Celebrating the Anniversary of Florida’s Formal Apology to The Groveland Boys Case

 

By Douglas C. Lyons

State Flag of Florida

It came almost seven decades too late.

A year ago today, Florida lawmakers issued a formal apology to the descendants of The Groveland Boys, four young black men who were falsely accused of raping a white woman in 1949. The arrests, forced confessions, their abusive treatment as prisoners — three died at the hands of the police — and subsequent trial garnered national attention and brought shame to Lake County, Florida, particularly its then-sheriff Willis V. McCall. As the saying goes, “Better late …”

The formal apology is a good thing for the state of Florida. It helps ease the wounds of a racist past and also recognizes a history that often passes unnoticed.

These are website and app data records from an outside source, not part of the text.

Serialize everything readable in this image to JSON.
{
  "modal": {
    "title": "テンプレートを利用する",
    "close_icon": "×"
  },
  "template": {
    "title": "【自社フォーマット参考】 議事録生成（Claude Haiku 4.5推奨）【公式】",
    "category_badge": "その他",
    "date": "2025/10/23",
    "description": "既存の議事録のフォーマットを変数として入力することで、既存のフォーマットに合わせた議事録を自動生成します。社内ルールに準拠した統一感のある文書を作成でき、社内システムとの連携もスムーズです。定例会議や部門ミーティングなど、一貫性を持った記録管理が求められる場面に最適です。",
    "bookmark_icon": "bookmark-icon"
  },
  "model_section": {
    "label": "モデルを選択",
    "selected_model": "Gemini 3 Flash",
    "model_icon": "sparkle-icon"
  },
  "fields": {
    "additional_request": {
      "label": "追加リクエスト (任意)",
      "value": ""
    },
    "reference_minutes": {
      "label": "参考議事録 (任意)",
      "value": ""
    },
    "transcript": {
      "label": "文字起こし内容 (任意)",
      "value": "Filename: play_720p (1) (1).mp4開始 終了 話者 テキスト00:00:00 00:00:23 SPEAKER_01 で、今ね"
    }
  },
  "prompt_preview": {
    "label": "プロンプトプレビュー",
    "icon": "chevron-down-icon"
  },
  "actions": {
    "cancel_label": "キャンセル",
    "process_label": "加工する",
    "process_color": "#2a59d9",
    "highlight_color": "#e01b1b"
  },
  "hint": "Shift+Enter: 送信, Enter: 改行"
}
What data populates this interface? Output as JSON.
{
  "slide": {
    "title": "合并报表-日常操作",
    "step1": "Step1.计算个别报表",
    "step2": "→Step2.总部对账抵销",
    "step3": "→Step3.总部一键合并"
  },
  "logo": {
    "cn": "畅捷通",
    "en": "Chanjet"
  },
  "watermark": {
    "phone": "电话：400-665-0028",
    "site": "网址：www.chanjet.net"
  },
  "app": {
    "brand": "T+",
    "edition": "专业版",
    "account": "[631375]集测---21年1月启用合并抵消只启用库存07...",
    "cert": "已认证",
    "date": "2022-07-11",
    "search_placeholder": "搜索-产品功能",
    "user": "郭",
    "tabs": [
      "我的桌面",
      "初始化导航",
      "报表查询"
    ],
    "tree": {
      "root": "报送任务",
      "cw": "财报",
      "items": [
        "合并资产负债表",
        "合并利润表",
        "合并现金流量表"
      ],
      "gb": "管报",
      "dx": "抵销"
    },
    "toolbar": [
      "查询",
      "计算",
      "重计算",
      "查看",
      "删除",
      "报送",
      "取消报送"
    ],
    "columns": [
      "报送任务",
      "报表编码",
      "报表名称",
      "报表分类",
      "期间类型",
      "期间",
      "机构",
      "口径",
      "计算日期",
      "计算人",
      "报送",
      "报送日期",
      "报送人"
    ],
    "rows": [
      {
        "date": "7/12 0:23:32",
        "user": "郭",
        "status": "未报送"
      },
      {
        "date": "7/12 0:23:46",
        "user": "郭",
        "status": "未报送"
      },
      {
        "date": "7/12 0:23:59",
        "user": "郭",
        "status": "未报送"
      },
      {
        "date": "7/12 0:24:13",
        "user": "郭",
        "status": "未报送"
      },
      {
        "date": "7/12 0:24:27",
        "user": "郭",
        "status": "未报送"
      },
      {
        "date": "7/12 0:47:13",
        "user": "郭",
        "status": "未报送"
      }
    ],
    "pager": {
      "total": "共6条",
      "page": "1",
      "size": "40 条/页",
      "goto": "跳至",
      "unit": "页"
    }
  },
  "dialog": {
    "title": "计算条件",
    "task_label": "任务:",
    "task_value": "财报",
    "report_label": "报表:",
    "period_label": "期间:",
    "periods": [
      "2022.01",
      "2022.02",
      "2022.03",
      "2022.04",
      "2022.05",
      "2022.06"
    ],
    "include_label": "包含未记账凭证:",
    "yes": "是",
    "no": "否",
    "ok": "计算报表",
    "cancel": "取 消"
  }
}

Douglas C. Lyons is the founder of www.blackinfla.

The Groveland Boys Had a Friend in the Florida NAACP

 

Harry T. Moore

“While [Thurgood] Marshall and [Franklin] Williams attempted to put together a preliminary legal strategy, the New York office of the NAACP advised Harry T. Moore in Florida that the Legal Defense Fund would vigorously defend the Groveland Boys and requested that Moore rouse local public support for the case. Moore immediately sprang into action. He had already sent telegrams to [Florida] Gov. Fuller Warren on July 20 and July 22 calling for punishment of the parties responsible for the rioting in Groveland, and now, in a letter to the governor on July 30, he demanded a special investigation and a special session of the grand jury “to indict the guilty mobsters.” 

Source: Devil in the Grove by Gilbert King  Harper Perennial, 2012 Pages  134-135

Photo Credit: Courtesy of the Florida Memory Project/State Library and Archives of Florida